>>>

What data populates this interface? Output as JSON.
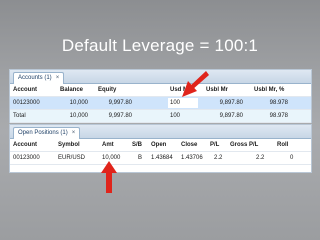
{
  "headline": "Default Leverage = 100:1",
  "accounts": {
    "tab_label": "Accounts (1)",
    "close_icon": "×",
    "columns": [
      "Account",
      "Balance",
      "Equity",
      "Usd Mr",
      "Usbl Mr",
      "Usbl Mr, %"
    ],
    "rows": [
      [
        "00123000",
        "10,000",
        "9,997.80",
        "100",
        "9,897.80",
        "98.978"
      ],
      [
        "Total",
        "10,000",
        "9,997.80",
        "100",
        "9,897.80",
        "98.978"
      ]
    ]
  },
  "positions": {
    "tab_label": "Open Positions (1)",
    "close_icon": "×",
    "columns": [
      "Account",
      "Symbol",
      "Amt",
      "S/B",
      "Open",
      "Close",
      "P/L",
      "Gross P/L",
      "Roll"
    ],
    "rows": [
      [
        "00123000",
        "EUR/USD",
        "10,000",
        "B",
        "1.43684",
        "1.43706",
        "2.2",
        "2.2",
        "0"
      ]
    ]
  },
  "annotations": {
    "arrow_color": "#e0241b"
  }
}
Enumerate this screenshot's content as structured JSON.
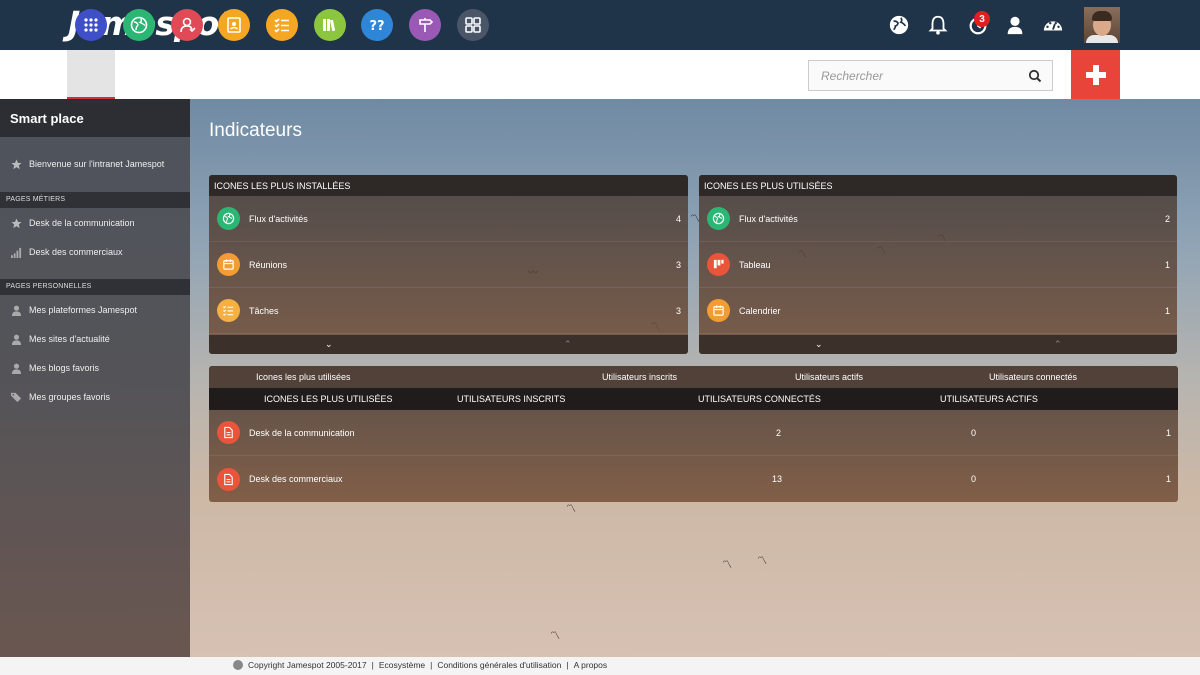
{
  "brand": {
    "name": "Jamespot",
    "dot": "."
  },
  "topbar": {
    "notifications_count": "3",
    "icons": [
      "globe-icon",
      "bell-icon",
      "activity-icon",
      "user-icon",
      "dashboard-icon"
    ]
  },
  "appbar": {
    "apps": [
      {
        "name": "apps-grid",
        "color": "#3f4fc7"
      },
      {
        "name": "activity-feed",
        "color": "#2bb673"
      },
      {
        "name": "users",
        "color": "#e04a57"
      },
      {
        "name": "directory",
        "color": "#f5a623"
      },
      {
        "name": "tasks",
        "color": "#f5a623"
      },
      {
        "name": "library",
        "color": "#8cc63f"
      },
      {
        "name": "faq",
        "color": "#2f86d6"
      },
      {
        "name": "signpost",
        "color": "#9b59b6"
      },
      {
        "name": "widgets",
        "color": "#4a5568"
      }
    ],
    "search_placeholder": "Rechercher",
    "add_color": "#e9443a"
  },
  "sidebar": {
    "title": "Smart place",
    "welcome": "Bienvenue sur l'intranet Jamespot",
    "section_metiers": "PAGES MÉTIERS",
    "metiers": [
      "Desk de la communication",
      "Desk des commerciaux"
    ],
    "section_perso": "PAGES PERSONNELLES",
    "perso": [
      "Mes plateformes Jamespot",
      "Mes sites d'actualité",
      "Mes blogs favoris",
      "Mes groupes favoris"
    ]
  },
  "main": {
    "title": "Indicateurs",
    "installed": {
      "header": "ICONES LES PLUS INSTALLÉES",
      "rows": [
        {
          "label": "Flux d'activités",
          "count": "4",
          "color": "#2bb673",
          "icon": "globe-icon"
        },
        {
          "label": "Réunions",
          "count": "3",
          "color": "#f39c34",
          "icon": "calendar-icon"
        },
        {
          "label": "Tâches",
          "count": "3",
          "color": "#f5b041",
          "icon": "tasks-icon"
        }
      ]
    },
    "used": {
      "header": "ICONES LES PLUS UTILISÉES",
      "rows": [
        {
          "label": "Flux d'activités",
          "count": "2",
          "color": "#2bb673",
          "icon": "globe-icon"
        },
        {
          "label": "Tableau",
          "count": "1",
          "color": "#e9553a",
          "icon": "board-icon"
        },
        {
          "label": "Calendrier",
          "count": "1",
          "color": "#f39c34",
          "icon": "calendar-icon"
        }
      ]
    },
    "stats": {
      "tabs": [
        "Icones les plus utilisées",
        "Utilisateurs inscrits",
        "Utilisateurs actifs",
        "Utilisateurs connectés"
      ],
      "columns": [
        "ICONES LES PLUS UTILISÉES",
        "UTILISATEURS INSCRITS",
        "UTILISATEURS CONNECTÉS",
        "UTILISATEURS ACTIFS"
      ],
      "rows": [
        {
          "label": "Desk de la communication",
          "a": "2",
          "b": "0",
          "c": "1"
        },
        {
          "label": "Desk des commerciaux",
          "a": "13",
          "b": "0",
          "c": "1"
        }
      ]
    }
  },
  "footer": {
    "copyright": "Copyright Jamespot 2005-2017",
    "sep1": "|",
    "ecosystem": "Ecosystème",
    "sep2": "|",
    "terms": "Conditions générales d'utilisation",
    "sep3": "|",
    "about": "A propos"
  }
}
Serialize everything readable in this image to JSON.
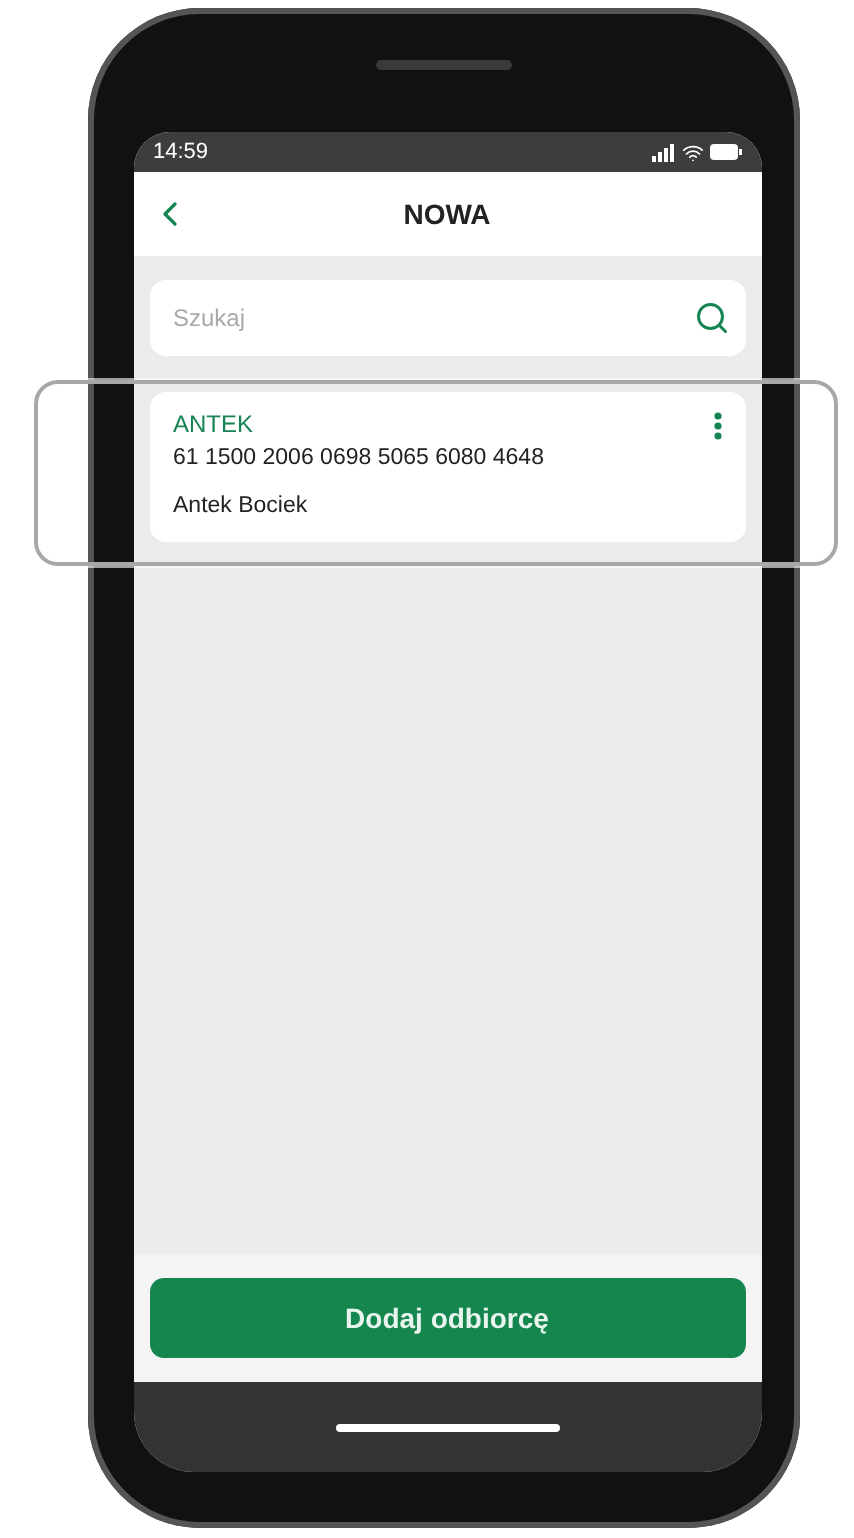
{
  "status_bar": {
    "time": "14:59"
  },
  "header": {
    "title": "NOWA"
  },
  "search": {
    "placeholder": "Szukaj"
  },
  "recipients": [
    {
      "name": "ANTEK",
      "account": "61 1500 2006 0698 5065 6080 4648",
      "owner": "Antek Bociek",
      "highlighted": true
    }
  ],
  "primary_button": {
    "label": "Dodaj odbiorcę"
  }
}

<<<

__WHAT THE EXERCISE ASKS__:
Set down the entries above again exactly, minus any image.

__RESPONSE TO THE TASK__:
What data populates this interface? Output as JSON.
{
  "headline": "Default Leverage = 100:1",
  "accounts": {
    "tab_label": "Accounts (1)",
    "close_icon": "×",
    "columns": [
      "Account",
      "Balance",
      "Equity",
      "Usd Mr",
      "Usbl Mr",
      "Usbl Mr, %"
    ],
    "rows": [
      [
        "00123000",
        "10,000",
        "9,997.80",
        "100",
        "9,897.80",
        "98.978"
      ],
      [
        "Total",
        "10,000",
        "9,997.80",
        "100",
        "9,897.80",
        "98.978"
      ]
    ]
  },
  "positions": {
    "tab_label": "Open Positions (1)",
    "close_icon": "×",
    "columns": [
      "Account",
      "Symbol",
      "Amt",
      "S/B",
      "Open",
      "Close",
      "P/L",
      "Gross P/L",
      "Roll"
    ],
    "rows": [
      [
        "00123000",
        "EUR/USD",
        "10,000",
        "B",
        "1.43684",
        "1.43706",
        "2.2",
        "2.2",
        "0"
      ]
    ]
  },
  "annotations": {
    "arrow_color": "#e0241b"
  }
}
Enumerate this screenshot's content as structured JSON.
{
  "brand": {
    "name": "Jamespot",
    "dot": "."
  },
  "topbar": {
    "notifications_count": "3",
    "icons": [
      "globe-icon",
      "bell-icon",
      "activity-icon",
      "user-icon",
      "dashboard-icon"
    ]
  },
  "appbar": {
    "apps": [
      {
        "name": "apps-grid",
        "color": "#3f4fc7"
      },
      {
        "name": "activity-feed",
        "color": "#2bb673"
      },
      {
        "name": "users",
        "color": "#e04a57"
      },
      {
        "name": "directory",
        "color": "#f5a623"
      },
      {
        "name": "tasks",
        "color": "#f5a623"
      },
      {
        "name": "library",
        "color": "#8cc63f"
      },
      {
        "name": "faq",
        "color": "#2f86d6"
      },
      {
        "name": "signpost",
        "color": "#9b59b6"
      },
      {
        "name": "widgets",
        "color": "#4a5568"
      }
    ],
    "search_placeholder": "Rechercher",
    "add_color": "#e9443a"
  },
  "sidebar": {
    "title": "Smart place",
    "welcome": "Bienvenue sur l'intranet Jamespot",
    "section_metiers": "PAGES MÉTIERS",
    "metiers": [
      "Desk de la communication",
      "Desk des commerciaux"
    ],
    "section_perso": "PAGES PERSONNELLES",
    "perso": [
      "Mes plateformes Jamespot",
      "Mes sites d'actualité",
      "Mes blogs favoris",
      "Mes groupes favoris"
    ]
  },
  "main": {
    "title": "Indicateurs",
    "installed": {
      "header": "ICONES LES PLUS INSTALLÉES",
      "rows": [
        {
          "label": "Flux d'activités",
          "count": "4",
          "color": "#2bb673",
          "icon": "globe-icon"
        },
        {
          "label": "Réunions",
          "count": "3",
          "color": "#f39c34",
          "icon": "calendar-icon"
        },
        {
          "label": "Tâches",
          "count": "3",
          "color": "#f5b041",
          "icon": "tasks-icon"
        }
      ]
    },
    "used": {
      "header": "ICONES LES PLUS UTILISÉES",
      "rows": [
        {
          "label": "Flux d'activités",
          "count": "2",
          "color": "#2bb673",
          "icon": "globe-icon"
        },
        {
          "label": "Tableau",
          "count": "1",
          "color": "#e9553a",
          "icon": "board-icon"
        },
        {
          "label": "Calendrier",
          "count": "1",
          "color": "#f39c34",
          "icon": "calendar-icon"
        }
      ]
    },
    "stats": {
      "tabs": [
        "Icones les plus utilisées",
        "Utilisateurs inscrits",
        "Utilisateurs actifs",
        "Utilisateurs connectés"
      ],
      "columns": [
        "ICONES LES PLUS UTILISÉES",
        "UTILISATEURS INSCRITS",
        "UTILISATEURS CONNECTÉS",
        "UTILISATEURS ACTIFS"
      ],
      "rows": [
        {
          "label": "Desk de la communication",
          "a": "2",
          "b": "0",
          "c": "1"
        },
        {
          "label": "Desk des commerciaux",
          "a": "13",
          "b": "0",
          "c": "1"
        }
      ]
    }
  },
  "footer": {
    "copyright": "Copyright Jamespot 2005-2017",
    "sep1": "|",
    "ecosystem": "Ecosystème",
    "sep2": "|",
    "terms": "Conditions générales d'utilisation",
    "sep3": "|",
    "about": "A propos"
  }
}
Serialize everything readable in this image to JSON.
{
  "status_bar": {
    "time": "14:59"
  },
  "header": {
    "title": "NOWA"
  },
  "search": {
    "placeholder": "Szukaj"
  },
  "recipients": [
    {
      "name": "ANTEK",
      "account": "61 1500 2006 0698 5065 6080 4648",
      "owner": "Antek Bociek",
      "highlighted": true
    }
  ],
  "primary_button": {
    "label": "Dodaj odbiorcę"
  }
}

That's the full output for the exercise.